A fat-loss booster

Kara Landau, Accredited Practising Dietitian of, says a number of strong studies are starting to show that exercise plus omega-3 fatty acids results in higher weight loss, and most importantly, greater fat loss.

The combination of exercise and omega-3s can turn on enzymes involved in burning fat, but they need a driver like exercise to do so, according to Professor Peter Howe from the University of South Australia, who researches nutritional physiology. In one six-week study, participants who took just four grams of fish oil a day lost half a kilo more fat than those taking safflower oil.

An overall health tonic

Improving our body composition is just one of the documented benefits of omega-3s. They’re best known for treating heart disease and joint pain, and looking after our vision, cognitive performance, and mental health. These “essential” fatty acids are exactly that: our bodies need them but can’t make them, so we have to eat them. 

Your prescription

For physical and mental health, Australian health authorities recommend women consume between 400 and 500 milligrams of long-chain omega-3s a day. You’ll see them listed in nutritional panels as EPA, DHA and DPA. Unbeatable sources are oily fish like tuna, salmon, mackerel, perch, sardines and herring. Vegetarians should seek out eggs that are omega-3 fortified, from hens that are fed greens, flax seeds and insects. They contain about 50 milligrams more omega-3s than other eggs. Eating flax seeds, walnuts and chia seeds also provides you with the omega-3 fatty acid alpha-linolenic acid, but this type is more difficult for the body to use.

Cheat’s guide to getting enough

Put meals like these on regular rotation to reap the benefits of adequate omega-3s:

  • Breakfast: scramble omega-3 enriched eggs with a tablespoon of chia seeds, some vanilla, cinnamon, stevia and milk, and top them with berries and yoghurt. This one isn’t just for breakfast – this is a favourite of Landau’s for any time of day.
  • Workday lunch: a tin of tuna, a punnet of cherry tomatoes and a diced Lebanese cucumber.
  • Afternoon snack: vegetable sticks with a tuna dip.

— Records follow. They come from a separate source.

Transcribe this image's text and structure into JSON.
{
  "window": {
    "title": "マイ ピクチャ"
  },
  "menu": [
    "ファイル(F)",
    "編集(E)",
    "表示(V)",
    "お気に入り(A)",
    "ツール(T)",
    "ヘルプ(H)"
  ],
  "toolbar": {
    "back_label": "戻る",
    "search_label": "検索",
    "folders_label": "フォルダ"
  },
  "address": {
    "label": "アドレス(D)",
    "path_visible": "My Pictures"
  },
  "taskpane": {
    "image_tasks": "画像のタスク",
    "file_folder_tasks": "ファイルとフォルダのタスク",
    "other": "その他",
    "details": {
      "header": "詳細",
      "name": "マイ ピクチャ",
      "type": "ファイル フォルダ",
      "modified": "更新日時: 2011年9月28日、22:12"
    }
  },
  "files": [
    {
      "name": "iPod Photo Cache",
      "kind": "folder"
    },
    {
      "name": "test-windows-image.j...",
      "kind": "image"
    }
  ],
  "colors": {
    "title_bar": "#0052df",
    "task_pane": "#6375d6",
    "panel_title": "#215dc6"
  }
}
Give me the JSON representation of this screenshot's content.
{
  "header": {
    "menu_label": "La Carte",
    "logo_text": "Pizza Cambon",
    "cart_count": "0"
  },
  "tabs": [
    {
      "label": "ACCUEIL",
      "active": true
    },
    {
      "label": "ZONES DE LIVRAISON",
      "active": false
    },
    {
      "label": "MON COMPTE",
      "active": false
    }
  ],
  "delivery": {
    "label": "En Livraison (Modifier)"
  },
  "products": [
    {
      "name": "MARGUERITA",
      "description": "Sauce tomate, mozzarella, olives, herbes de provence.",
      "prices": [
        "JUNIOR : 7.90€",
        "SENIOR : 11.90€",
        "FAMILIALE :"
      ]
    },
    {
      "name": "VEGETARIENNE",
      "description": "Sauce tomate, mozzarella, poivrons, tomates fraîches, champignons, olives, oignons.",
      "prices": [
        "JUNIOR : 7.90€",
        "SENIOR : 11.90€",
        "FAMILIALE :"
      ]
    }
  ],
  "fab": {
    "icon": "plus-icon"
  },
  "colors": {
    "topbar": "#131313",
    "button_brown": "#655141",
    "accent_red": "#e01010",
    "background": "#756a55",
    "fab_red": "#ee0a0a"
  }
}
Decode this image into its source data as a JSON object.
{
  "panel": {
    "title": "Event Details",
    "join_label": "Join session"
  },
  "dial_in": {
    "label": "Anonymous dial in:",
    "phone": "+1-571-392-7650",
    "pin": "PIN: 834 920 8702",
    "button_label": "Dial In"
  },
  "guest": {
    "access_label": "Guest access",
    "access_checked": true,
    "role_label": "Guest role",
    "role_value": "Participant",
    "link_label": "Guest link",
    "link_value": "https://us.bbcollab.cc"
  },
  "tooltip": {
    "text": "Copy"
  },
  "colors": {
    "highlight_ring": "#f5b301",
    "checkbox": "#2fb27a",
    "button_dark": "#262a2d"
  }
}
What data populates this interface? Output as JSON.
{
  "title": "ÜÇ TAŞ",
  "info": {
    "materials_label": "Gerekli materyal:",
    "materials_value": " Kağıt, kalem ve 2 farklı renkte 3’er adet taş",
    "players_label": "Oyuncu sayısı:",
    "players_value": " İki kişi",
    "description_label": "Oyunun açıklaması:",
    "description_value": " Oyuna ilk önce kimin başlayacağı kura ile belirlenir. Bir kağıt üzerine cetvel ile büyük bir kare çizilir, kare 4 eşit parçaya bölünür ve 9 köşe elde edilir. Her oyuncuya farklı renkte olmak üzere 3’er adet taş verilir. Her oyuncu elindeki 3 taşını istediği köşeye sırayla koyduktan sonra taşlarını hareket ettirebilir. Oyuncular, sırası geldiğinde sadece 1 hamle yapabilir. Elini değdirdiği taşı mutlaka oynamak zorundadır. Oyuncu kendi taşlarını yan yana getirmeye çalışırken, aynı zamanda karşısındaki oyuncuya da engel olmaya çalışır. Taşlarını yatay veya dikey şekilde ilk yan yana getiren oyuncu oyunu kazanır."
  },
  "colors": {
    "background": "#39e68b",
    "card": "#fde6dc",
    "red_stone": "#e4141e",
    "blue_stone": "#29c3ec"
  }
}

Blend tuna, pickled cucumbers, spring onions, lemon juice, tomato sauce and mayonnaise.
  • Evening out: visit a Japanese restaurant for the teriyaki salmon and veggies.

Another plus of these fish- and egg-based meals is their high protein content – exactly what your muscles crave so they can rebuild themselves after a tough workout. 

What about omega-3 supplements?

If you don’t want to eat a lot of fish, you can buy fish oil, krill oil, and calamari oil capsules which will each give you at least 300 milligrams, but Landau is a fan of algae-based supplements because they come from a sustainable source. While supplements are convenient, Landau suggests you focus more on food. “This way you reap the range of nutritional benefits from all the foods, and don’t get bored.”

Words by Louise Wedgewood